Succeeding Into The Crisis Of Change
- June 18, 2018
- Posted by: Robert Rose
- Category: Content Marketing
The question I’m asked most frequently at the end of a workshop or keynote is some version of this: “When your management team doesn’t see the value in content marketing, how do you convince them that change is needed?”
It’s a thorny problem because change requires not only getting one or two people to think differently. The obstacle is in getting the company (as a whole) to change its collective mind and try something that flies in the face of everything that brought success in the past.
In other words, it’s not only the failures that bring our teams and our companies into a crisis of change. We also frequently come to a crisis of change because we’re still doing some successful thing that has outlasted its usefulness.
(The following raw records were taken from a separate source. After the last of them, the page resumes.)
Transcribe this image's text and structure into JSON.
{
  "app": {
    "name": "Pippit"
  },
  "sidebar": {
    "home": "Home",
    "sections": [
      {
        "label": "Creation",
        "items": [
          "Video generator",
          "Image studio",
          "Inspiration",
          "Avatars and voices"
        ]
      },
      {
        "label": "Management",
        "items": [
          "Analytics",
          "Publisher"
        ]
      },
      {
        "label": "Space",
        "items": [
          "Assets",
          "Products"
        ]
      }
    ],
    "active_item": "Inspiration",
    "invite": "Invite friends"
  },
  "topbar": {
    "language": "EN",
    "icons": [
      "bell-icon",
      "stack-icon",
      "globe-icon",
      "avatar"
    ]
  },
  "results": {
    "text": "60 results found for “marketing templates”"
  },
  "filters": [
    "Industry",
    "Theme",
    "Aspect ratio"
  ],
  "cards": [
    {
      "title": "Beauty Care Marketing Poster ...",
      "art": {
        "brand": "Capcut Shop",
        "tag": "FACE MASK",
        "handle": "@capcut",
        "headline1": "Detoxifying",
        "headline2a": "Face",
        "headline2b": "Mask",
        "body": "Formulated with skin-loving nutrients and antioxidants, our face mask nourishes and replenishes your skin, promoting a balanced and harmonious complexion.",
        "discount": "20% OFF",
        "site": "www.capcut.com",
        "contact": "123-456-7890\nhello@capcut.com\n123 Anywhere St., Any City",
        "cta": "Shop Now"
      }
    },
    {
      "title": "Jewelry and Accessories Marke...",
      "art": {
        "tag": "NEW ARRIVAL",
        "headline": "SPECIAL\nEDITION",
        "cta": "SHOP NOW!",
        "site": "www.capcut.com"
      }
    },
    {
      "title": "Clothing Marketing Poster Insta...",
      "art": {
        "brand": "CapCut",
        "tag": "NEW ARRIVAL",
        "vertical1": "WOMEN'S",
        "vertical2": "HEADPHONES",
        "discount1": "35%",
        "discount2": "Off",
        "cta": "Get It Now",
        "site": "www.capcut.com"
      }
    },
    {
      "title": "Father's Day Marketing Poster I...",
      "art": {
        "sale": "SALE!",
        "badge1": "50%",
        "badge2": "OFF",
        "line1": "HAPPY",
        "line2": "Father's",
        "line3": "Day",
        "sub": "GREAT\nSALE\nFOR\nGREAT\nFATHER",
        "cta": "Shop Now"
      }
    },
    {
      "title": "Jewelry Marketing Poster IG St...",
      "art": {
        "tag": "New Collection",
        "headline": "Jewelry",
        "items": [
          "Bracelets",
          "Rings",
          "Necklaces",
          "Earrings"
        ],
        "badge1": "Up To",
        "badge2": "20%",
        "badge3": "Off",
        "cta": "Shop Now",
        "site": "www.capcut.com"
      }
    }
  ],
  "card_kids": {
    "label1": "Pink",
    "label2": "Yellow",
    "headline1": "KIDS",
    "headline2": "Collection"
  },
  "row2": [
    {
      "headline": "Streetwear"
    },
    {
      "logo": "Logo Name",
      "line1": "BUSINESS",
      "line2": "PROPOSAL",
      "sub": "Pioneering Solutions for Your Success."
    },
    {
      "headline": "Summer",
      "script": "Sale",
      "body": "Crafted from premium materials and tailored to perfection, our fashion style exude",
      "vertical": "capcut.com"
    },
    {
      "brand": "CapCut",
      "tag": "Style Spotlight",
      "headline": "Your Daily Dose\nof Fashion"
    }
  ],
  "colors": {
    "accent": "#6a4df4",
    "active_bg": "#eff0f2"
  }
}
When we look at the inspiration for change from the “we are doing something wrong” perspective, the inevitable problem is that the company starts answering the wrong questions. We start asking how to fix the thing that seems to be losing momentum or showing signs of age. We were right in choosing these strategies, and we assume we just need a minor course correction. So, we pull data and research and gather input from stakeholders, looking for ways to fix a strategy that’s increasingly worthless.
One global company I recently consulted with is slavishly working on a “one website 2020” strategy. They’ve been down this road before when launching microsites and campaign-websites created a mess of digital experiences. They’ve gathered extensive information to build the case that one website (as opposed to other owned digital media properties) will provide better brand consistency, efficiency in asset management, and easier workflow. Will it? It might. But they haven’t answered (or really even asked) whether it’s actually better for their customers.
Remember, the once-successful strategies outliving their usefulness were typically developed by the corporate leaders who now resist changing them. So, these leaders are in no mood to hear new facts, disruptive ideas, or things that fly in the face of what’s been successful. Put simply, they don’t want to now be told their strategies are a failure. So, they couch their reactions in nostalgic logic, saying “this isn’t the way things are done here,” or “that isn’t core to our brand architecture,” or “our founders didn’t think that way.” The frustrating corporate reaction is “our problem isn’t our strategy, it’s the execution. We just need to do better.”
This pushback is a normal human reaction. As Seth Godin recently said so brilliantly, “It’s almost impossible to get someone to try something new today if they also have to admit that they were wrong yesterday.”
So how, instead, to make this argument for change?
One technique I’ve found useful is to change the entire premise of the “ask.” We have to make clear to our colleagues and our bosses that our marketing strategy is not in crisis because it’s flawed, but because our successful strategies have outlived their useful lifespan.
It’s not about blaming the current strategies – and it’s especially not about blaming the people behind them. In meetings where we build our crisis-of-change strategies, we should be asking, “What did we successfully create that brought us to this inflection point?” Then, ask not how to course correct the old, but how to create the new approach that will continue our success moving forward.
Look at how we’ve succeeded our way into the opportunity to change. It’s a great first step in convincing the company not to change the current course, but to change out the steering mechanism and create an entirely new one.
It’s your story. Tell it well.